Setting the TTL to zero will tell Cloudfront to not cache your items and get the latest from your server on every request. This sort of defeats the purpose of Cloudfront, so you should have a TTL set. How often do you videos change? Usually we cache them for 2 years and then if we create a new video we either invalidate the cache or create a new versioned folder with the new videos. You get 1000 invalidations per month, so if you're not worried about changing out more than 1000 videos a month, you can just invalidate.
Note: Invalidating can take 30 mins to an hour, so if you need immediate results, this option won't work for you.

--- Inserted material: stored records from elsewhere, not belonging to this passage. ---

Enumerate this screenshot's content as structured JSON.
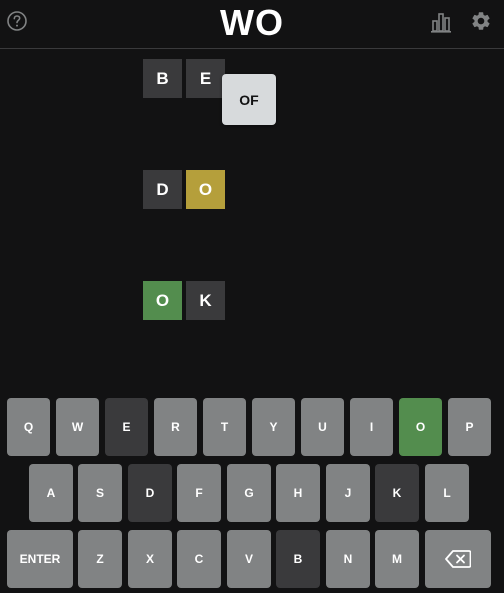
{
  "header": {
    "title": "WO"
  },
  "icons": {
    "help": "help-circle-icon",
    "stats": "bar-chart-icon",
    "settings": "gear-icon"
  },
  "colors": {
    "background": "#121213",
    "absent": "#3a3a3c",
    "present": "#b59f3b",
    "correct": "#538d4e",
    "key": "#818384"
  },
  "board": {
    "rows": [
      {
        "tiles": [
          {
            "letter": "B",
            "state": "absent"
          },
          {
            "letter": "E",
            "state": "absent"
          }
        ]
      },
      {
        "tiles": [
          {
            "letter": "D",
            "state": "absent"
          },
          {
            "letter": "O",
            "state": "present"
          }
        ]
      },
      {
        "tiles": [
          {
            "letter": "O",
            "state": "correct"
          },
          {
            "letter": "K",
            "state": "absent"
          }
        ]
      }
    ]
  },
  "popup": {
    "text": "OF"
  },
  "keyboard": {
    "row1": [
      {
        "label": "Q",
        "state": "unused"
      },
      {
        "label": "W",
        "state": "unused"
      },
      {
        "label": "E",
        "state": "absent"
      },
      {
        "label": "R",
        "state": "unused"
      },
      {
        "label": "T",
        "state": "unused"
      },
      {
        "label": "Y",
        "state": "unused"
      },
      {
        "label": "U",
        "state": "unused"
      },
      {
        "label": "I",
        "state": "unused"
      },
      {
        "label": "O",
        "state": "correct"
      },
      {
        "label": "P",
        "state": "unused"
      }
    ],
    "row2": [
      {
        "label": "A",
        "state": "unused"
      },
      {
        "label": "S",
        "state": "unused"
      },
      {
        "label": "D",
        "state": "absent"
      },
      {
        "label": "F",
        "state": "unused"
      },
      {
        "label": "G",
        "state": "unused"
      },
      {
        "label": "H",
        "state": "unused"
      },
      {
        "label": "J",
        "state": "unused"
      },
      {
        "label": "K",
        "state": "absent"
      },
      {
        "label": "L",
        "state": "unused"
      }
    ],
    "row3": [
      {
        "label": "ENTER",
        "state": "unused"
      },
      {
        "label": "Z",
        "state": "unused"
      },
      {
        "label": "X",
        "state": "unused"
      },
      {
        "label": "C",
        "state": "unused"
      },
      {
        "label": "V",
        "state": "unused"
      },
      {
        "label": "B",
        "state": "absent"
      },
      {
        "label": "N",
        "state": "unused"
      },
      {
        "label": "M",
        "state": "unused"
      }
    ],
    "backspace_icon": "backspace-icon"
  }
}
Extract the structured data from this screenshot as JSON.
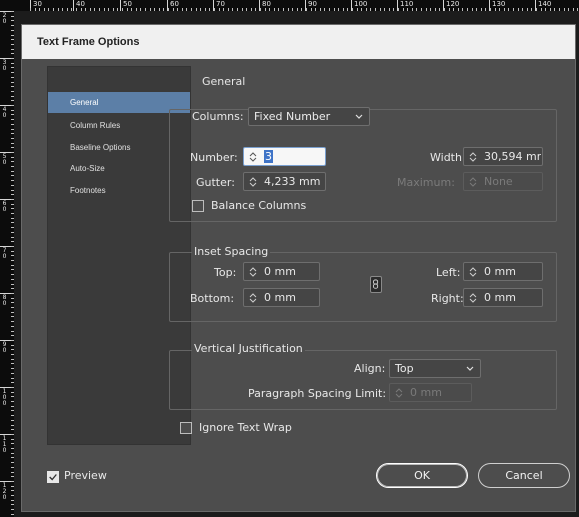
{
  "ruler": {
    "h_labels": [
      "30",
      "40",
      "50",
      "60",
      "70",
      "80",
      "90",
      "100",
      "110",
      "120",
      "130",
      "140"
    ],
    "v_labels": [
      "20",
      "30",
      "40",
      "50",
      "60",
      "70",
      "80",
      "90",
      "100",
      "110",
      "120"
    ]
  },
  "dialog": {
    "title": "Text Frame Options",
    "sidebar": [
      {
        "label": "General",
        "active": true
      },
      {
        "label": "Column Rules",
        "active": false
      },
      {
        "label": "Baseline Options",
        "active": false
      },
      {
        "label": "Auto-Size",
        "active": false
      },
      {
        "label": "Footnotes",
        "active": false
      }
    ],
    "heading": "General",
    "columns": {
      "label": "Columns:",
      "type_value": "Fixed Number",
      "number_label": "Number:",
      "number_value": "3",
      "width_label": "Width:",
      "width_value": "30,594 mr",
      "gutter_label": "Gutter:",
      "gutter_value": "4,233 mm",
      "maximum_label": "Maximum:",
      "maximum_value": "None",
      "balance_label": "Balance Columns"
    },
    "inset": {
      "title": "Inset Spacing",
      "top_label": "Top:",
      "top_value": "0 mm",
      "bottom_label": "Bottom:",
      "bottom_value": "0 mm",
      "left_label": "Left:",
      "left_value": "0 mm",
      "right_label": "Right:",
      "right_value": "0 mm"
    },
    "vertical": {
      "title": "Vertical Justification",
      "align_label": "Align:",
      "align_value": "Top",
      "spacing_label": "Paragraph Spacing Limit:",
      "spacing_value": "0 mm"
    },
    "ignore_wrap_label": "Ignore Text Wrap",
    "preview_label": "Preview",
    "ok_label": "OK",
    "cancel_label": "Cancel"
  },
  "colors": {
    "dialog_bg": "#4d4d4d",
    "sidebar_bg": "#3a3a3a",
    "selected_item": "#5c7fa7",
    "title_bar": "#f0f0f0"
  }
}
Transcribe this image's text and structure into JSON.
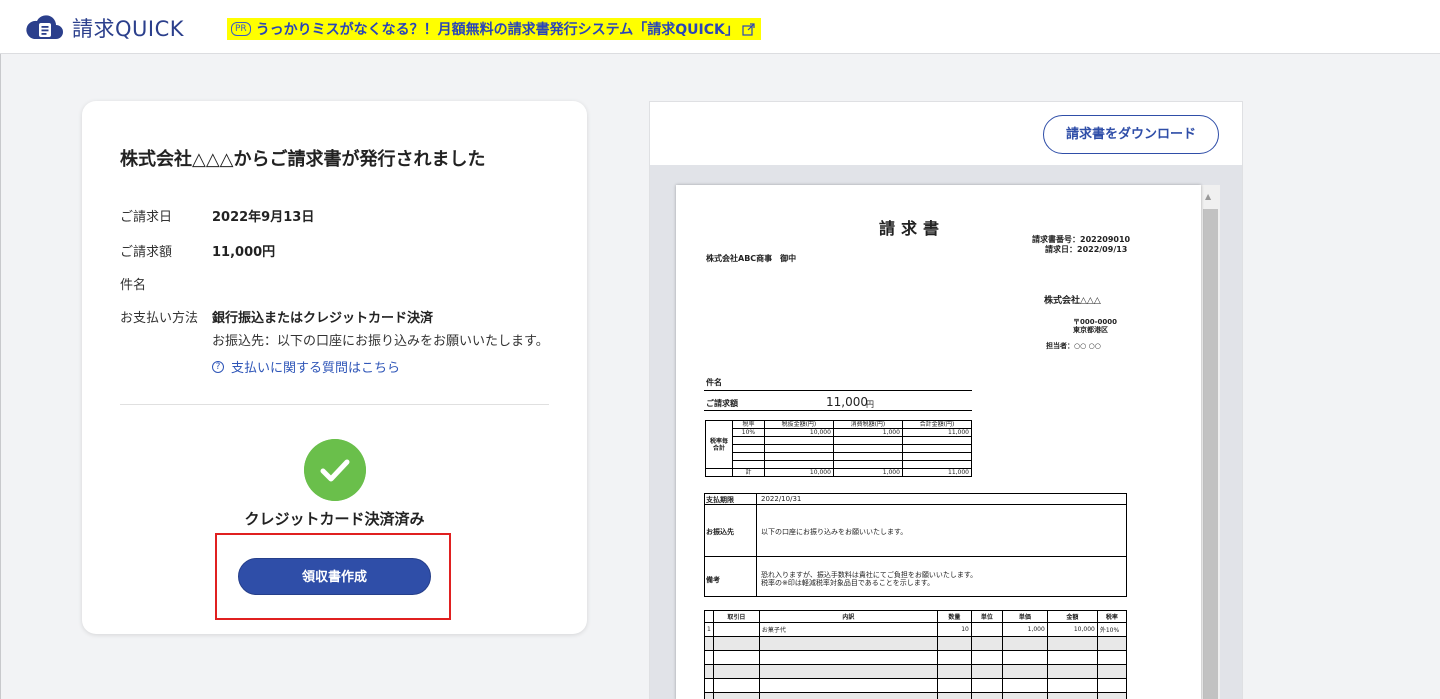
{
  "header": {
    "logo_text": "請求QUICK",
    "pr_tag": "PR",
    "pr_text": "うっかりミスがなくなる？！月額無料の請求書発行システム「請求QUICK」"
  },
  "card": {
    "title": "株式会社△△△からご請求書が発行されました",
    "rows": {
      "date_label": "ご請求日",
      "date_value": "2022年9月13日",
      "amount_label": "ご請求額",
      "amount_value": "11,000円",
      "subject_label": "件名",
      "subject_value": "",
      "method_label": "お支払い方法",
      "method_value": "銀行振込またはクレジットカード決済",
      "method_note": "お振込先：以下の口座にお振り込みをお願いいたします。"
    },
    "faq_link": "支払いに関する質問はこちら",
    "faq_icon": "?",
    "status_text": "クレジットカード決済済み",
    "receipt_button": "領収書作成"
  },
  "preview": {
    "download_button": "請求書をダウンロード",
    "invoice": {
      "title": "請求書",
      "number": "請求書番号：202209010",
      "date": "請求日：2022/09/13",
      "recipient": "株式会社ABC商事　御中",
      "issuer": "株式会社△△△",
      "postal": "〒000-0000",
      "address": "東京都港区",
      "contact": "担当者：○○ ○○",
      "subject_label": "件名",
      "amount_label": "ご請求額",
      "amount_value": "11,000",
      "amount_unit": "円",
      "tax_headers": [
        "税率",
        "税抜金額(円)",
        "消費税額(円)",
        "合計金額(円)"
      ],
      "tax_side_label": "税率毎合計",
      "tax_row": [
        "10%",
        "10,000",
        "1,000",
        "11,000"
      ],
      "tax_total_label": "計",
      "tax_total": [
        "10,000",
        "1,000",
        "11,000"
      ],
      "due_label": "支払期限",
      "due_value": "2022/10/31",
      "bank_label": "お振込先",
      "bank_value": "以下の口座にお振り込みをお願いいたします。",
      "note_label": "備考",
      "note_line1": "恐れ入りますが、振込手数料は貴社にてご負担をお願いいたします。",
      "note_line2": "税率の※印は軽減税率対象品目であることを示します。",
      "item_headers": [
        "",
        "取引日",
        "内訳",
        "数量",
        "単位",
        "単価",
        "金額",
        "税率"
      ],
      "item_row": [
        "1",
        "",
        "お菓子代",
        "10",
        "",
        "1,000",
        "10,000",
        "外10%"
      ]
    }
  },
  "colors": {
    "brand": "#2f4ea8",
    "pr_banner": "#ffff00",
    "check": "#6abf4b",
    "highlight": "#e02020"
  }
}
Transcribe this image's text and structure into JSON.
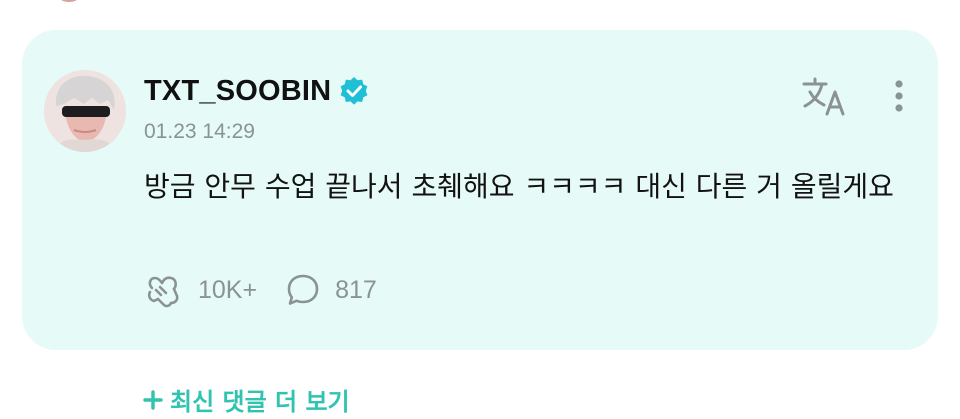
{
  "comment": {
    "username": "TXT_SOOBIN",
    "timestamp": "01.23 14:29",
    "body": "방금 안무 수업 끝나서 초췌해요 ㅋㅋㅋㅋ 대신 다른 거 올릴게요",
    "likes": "10K+",
    "replies": "817",
    "verified": true
  },
  "footer": {
    "more_comments_label": "최신 댓글 더 보기"
  },
  "colors": {
    "card_background": "#e6fbf8",
    "accent": "#2fc3b0",
    "verified_badge": "#1fbfd6",
    "muted_text": "#8a9296"
  },
  "icons": {
    "verified": "verified-badge-icon",
    "translate": "translate-icon",
    "more": "more-vertical-icon",
    "like": "heart-hands-icon",
    "reply": "speech-bubble-icon",
    "plus": "plus-icon"
  }
}
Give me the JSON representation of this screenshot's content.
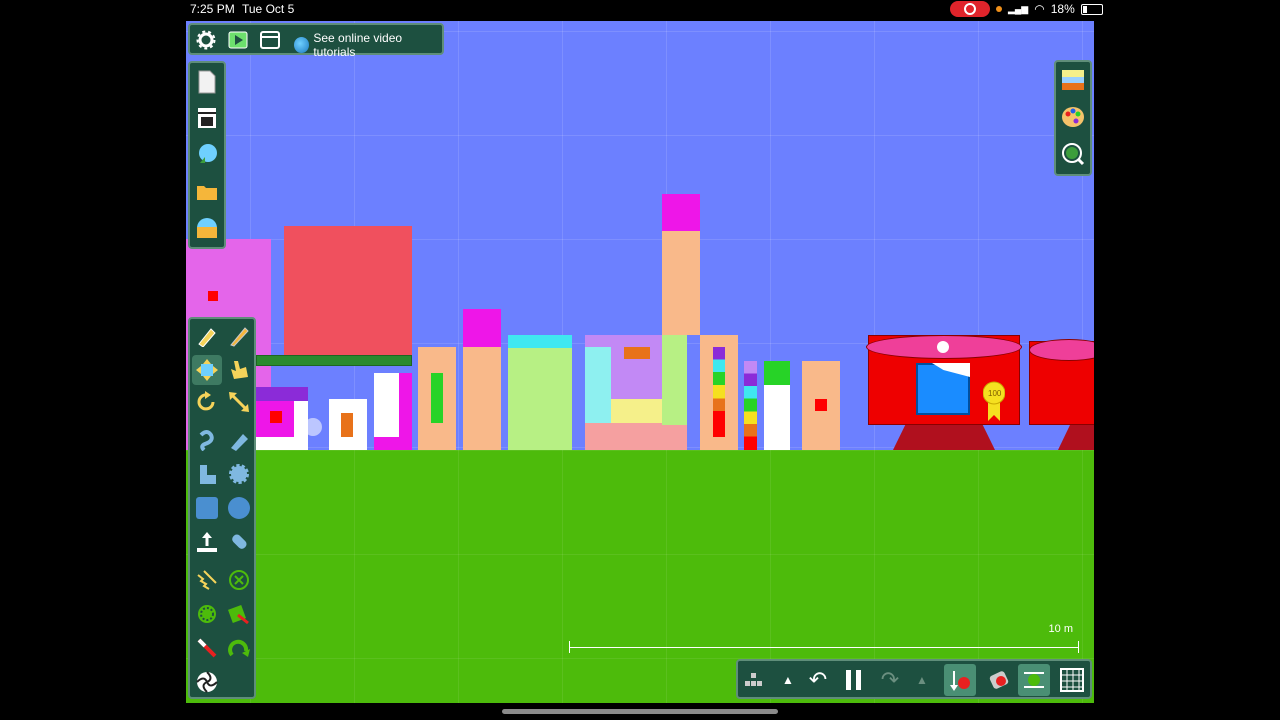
{
  "status_bar": {
    "time": "7:25 PM",
    "date": "Tue Oct 5",
    "battery": "18%"
  },
  "top_toolbar": {
    "tutorial_label": "See online video tutorials"
  },
  "scale_bar": {
    "label": "10 m"
  },
  "colors": {
    "sky": "#6c80ff",
    "ground": "#4dbb0b",
    "panel": "#1d5040",
    "panel_border": "#5f8e7a"
  },
  "left_menu": {
    "icons": [
      "new-file-icon",
      "scene-icon",
      "download-scene-icon",
      "open-folder-icon",
      "save-icon"
    ]
  },
  "tool_palette": {
    "icons": [
      "sketch-icon",
      "knife-icon",
      "move-icon",
      "drag-hand-icon",
      "rotate-icon",
      "scale-icon",
      "rope-icon",
      "thruster-icon",
      "polygon-icon",
      "gear-shape-icon",
      "box-icon",
      "circle-icon",
      "plane-icon",
      "chain-icon",
      "spring-icon",
      "fixate-icon",
      "axle-icon",
      "tracer-icon",
      "laser-icon",
      "hinge-icon",
      "texture-icon"
    ]
  },
  "right_menu": {
    "icons": [
      "background-icon",
      "palette-icon",
      "zoom-to-fit-icon"
    ]
  },
  "bottom_bar": {
    "icons": [
      "blocks-icon",
      "collapse-arrow-icon",
      "undo-icon",
      "pause-icon",
      "redo-icon",
      "expand-arrow-icon",
      "gravity-icon",
      "apple-icon",
      "camera-follow-icon",
      "grid-icon"
    ]
  }
}
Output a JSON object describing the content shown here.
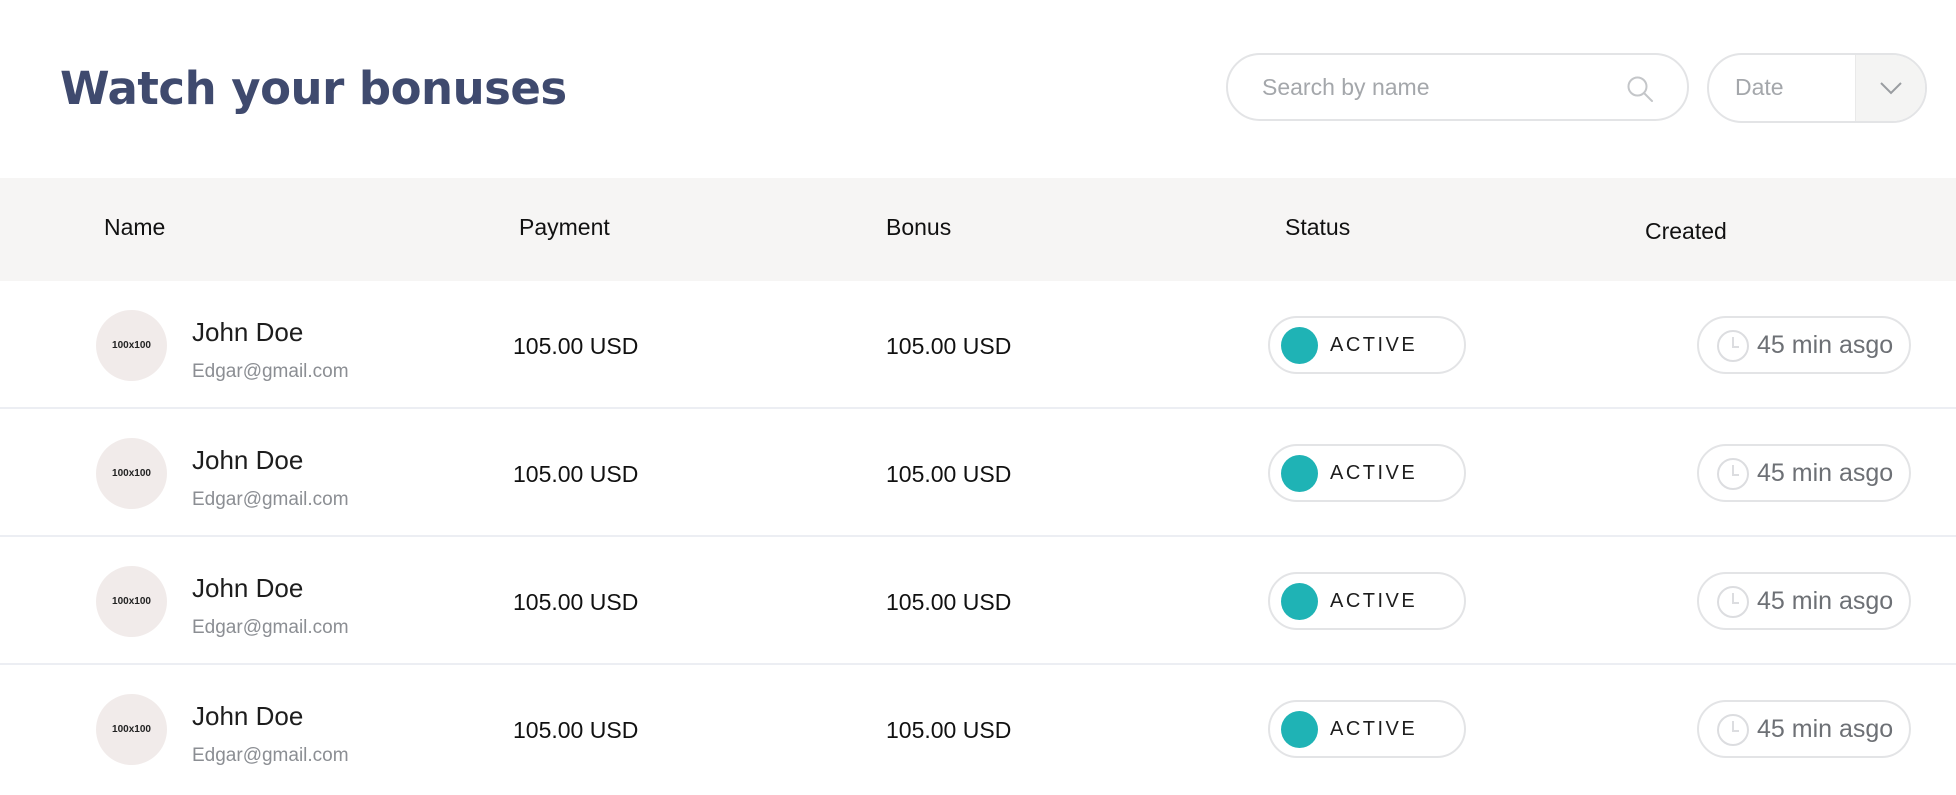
{
  "page": {
    "title": "Watch your bonuses"
  },
  "search": {
    "placeholder": "Search by name",
    "icon": "search-icon"
  },
  "date_filter": {
    "selected": "Date",
    "icon": "chevron-down-icon"
  },
  "table": {
    "columns": [
      "Name",
      "Payment",
      "Bonus",
      "Status",
      "Created"
    ],
    "rows": [
      {
        "avatar": "100x100",
        "name": "John Doe",
        "email": "Edgar@gmail.com",
        "payment": "105.00 USD",
        "bonus": "105.00 USD",
        "status": "ACTIVE",
        "created": "45 min asgo"
      },
      {
        "avatar": "100x100",
        "name": "John Doe",
        "email": "Edgar@gmail.com",
        "payment": "105.00 USD",
        "bonus": "105.00 USD",
        "status": "ACTIVE",
        "created": "45 min asgo"
      },
      {
        "avatar": "100x100",
        "name": "John Doe",
        "email": "Edgar@gmail.com",
        "payment": "105.00 USD",
        "bonus": "105.00 USD",
        "status": "ACTIVE",
        "created": "45 min asgo"
      },
      {
        "avatar": "100x100",
        "name": "John Doe",
        "email": "Edgar@gmail.com",
        "payment": "105.00 USD",
        "bonus": "105.00 USD",
        "status": "ACTIVE",
        "created": "45 min asgo"
      }
    ]
  },
  "colors": {
    "title": "#3f4a6e",
    "status_active": "#1fb3b5",
    "header_bg": "#f6f5f4",
    "avatar_bg": "#f1ebea"
  }
}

Thanks RareBrds, I just set up Amazon Cloudfront for the first time, trying to get acclimated. Sorry to ask a dumb question but I have about 30 videos which will not change, they all range between 100 and 250 megabytes and are 5 to 12 minutes long most in .m4v format a few .mov. My channel is a Instructional Guitar channel. What would you think the TTL should be set to,
if you're not going to change out the files, then I would set it for at least a month. Cloudfront will respect your headers and won't go back to the origin to check for an update. If you're for certain the files will NEVER change, then I would set it to 2 years. This doesn't reduce the costs of your CloudFront or S3 buckets, it's just so that videos will always be located at the edge zones and be available to your customers faster.
Thanks very much for your response, I might add a video every few weeks but not removing any of the videos so the numbers of Videos will increase and I will not remove. Would you think it a good idea to use expires field like this, Sat, 30 Jun 2012 23:59:59 GMT
I am looking for some tutorials on cache as it pertains to the cloud environment.
Will using the cache increase your monthly rate because you are using resources?